  • Suckers rob energy from the main plant. On a large tree, the energy loss is not a big deal. On smaller plants, the loss can reduce your flower or fruit set. On grafted plants, the robbing of energy is devastating, and a special case.
  • The worst case: in grafted plants, suckers from the rootstocks devastate and take over the plant. When you have a grafted plant, this is the most important case to remove suckers. In these cases, suckers are of a different variety from the plant you purchased. It is likely to grow much faster than your variety and overtake it, sometimes literally engulf it, creating a “new” plant that will not be the one you wanted.

A lot of woody plants you buy in the nursery are grafted onto rootstocks of a different variety or species from the one you bought, and nurseries never tell you this. For this reason, it’s a decent idea to assume suckers are a problem unless you know otherwise. If the sucker has leaves or flowers that look different from the main plant, you know you have a rootstock renegade.

How to Deal With Suckers

Depending on your plant and your needs, you’ll need to know how to deal with suckers in a variety of ways. Usually, you’ll want to cut them off just as you’d expect. Sometimes you’ll need to rip them out by hand! Sometimes, in cases like those covered below, you might want to leave them right where they are, or transplant them.

When Are Suckers Not a Problem?

There are exceptions to every rule. On the right plants in the right garden, suckers are an opportunity. 

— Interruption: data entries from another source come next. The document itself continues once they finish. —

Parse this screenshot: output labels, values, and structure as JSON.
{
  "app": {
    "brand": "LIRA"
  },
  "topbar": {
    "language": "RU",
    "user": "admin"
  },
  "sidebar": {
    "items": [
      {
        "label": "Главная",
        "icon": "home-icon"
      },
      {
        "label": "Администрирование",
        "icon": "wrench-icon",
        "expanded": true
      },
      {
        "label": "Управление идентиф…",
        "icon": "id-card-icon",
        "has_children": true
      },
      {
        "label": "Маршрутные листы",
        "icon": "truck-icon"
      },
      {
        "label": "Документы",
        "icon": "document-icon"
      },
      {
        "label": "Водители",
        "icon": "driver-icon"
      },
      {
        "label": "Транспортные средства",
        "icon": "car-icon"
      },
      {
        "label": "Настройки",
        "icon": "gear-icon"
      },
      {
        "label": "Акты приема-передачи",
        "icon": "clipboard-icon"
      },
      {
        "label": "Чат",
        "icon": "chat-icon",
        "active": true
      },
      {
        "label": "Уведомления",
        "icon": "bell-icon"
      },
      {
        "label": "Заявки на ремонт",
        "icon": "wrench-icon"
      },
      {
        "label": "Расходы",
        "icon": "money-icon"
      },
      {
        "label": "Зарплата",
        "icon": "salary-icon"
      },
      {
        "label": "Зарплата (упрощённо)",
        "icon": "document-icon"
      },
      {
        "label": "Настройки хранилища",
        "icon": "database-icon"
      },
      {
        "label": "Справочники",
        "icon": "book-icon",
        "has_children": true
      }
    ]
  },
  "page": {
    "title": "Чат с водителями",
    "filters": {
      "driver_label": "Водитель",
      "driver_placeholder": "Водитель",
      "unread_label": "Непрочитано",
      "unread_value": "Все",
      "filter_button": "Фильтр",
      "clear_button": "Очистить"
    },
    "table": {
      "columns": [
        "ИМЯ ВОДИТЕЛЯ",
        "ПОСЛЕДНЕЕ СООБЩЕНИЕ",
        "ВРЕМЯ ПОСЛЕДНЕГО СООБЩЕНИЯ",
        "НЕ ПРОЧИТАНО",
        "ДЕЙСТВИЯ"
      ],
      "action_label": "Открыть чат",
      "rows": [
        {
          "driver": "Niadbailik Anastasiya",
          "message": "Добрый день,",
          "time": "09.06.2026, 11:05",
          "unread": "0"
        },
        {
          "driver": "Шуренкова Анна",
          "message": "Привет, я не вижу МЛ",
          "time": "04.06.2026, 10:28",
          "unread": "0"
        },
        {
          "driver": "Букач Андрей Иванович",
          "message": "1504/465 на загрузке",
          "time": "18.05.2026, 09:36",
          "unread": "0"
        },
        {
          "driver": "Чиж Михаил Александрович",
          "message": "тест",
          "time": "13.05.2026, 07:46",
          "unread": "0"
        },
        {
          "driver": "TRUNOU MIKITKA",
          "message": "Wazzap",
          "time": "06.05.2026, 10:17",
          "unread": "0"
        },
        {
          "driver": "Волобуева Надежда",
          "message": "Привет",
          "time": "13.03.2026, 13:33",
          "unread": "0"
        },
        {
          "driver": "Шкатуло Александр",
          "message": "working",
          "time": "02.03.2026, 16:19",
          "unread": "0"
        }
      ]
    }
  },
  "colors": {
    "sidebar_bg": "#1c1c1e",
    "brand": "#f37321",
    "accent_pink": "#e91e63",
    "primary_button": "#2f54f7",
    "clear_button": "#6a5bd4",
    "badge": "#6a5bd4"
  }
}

  • Forming a naturalized or wild-like area. There are a lot of plants that naturally clone themselves by suckering, sometimes to a massive degree over time. If your garden has the space and you like the wilder look that you get when you let suckering take its course, hey, go for it. It’s mostly advisable on plants that look good in wild masses. It’s never a good idea with grafted plants. 
  • Reproducing, or propagating, your plants. If your plant is not a grafted plant, you can dig up its suckers and replant them elsewhere. They are very likely to live and grow into new plants. You can also cut suckers to use as scions, as though from a stool bed.